Dataset rows for apps and sites
● ● ● ●
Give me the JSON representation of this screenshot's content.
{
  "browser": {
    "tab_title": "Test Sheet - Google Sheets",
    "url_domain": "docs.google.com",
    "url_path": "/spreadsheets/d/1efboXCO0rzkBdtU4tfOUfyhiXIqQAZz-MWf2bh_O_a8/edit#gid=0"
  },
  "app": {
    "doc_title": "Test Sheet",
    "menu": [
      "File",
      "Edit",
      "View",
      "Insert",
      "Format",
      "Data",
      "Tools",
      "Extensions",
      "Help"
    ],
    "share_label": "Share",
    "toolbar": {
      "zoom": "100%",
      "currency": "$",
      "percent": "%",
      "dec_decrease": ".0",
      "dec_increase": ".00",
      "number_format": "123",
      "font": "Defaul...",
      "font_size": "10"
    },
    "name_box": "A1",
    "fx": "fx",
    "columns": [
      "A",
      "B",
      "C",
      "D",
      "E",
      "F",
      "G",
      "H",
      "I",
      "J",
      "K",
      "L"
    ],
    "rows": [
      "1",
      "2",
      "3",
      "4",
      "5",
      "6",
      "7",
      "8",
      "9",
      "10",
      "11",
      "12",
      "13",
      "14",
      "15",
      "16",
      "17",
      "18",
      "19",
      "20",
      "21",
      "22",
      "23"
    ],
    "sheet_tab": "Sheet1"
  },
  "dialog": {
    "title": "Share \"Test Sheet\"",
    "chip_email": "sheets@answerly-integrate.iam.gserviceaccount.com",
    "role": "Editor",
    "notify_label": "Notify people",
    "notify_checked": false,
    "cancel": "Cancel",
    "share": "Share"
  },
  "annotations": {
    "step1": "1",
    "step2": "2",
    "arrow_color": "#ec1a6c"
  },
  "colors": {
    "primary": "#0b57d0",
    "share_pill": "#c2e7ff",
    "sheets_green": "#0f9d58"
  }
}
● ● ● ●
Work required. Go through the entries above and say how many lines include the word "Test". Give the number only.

Output for this task. 3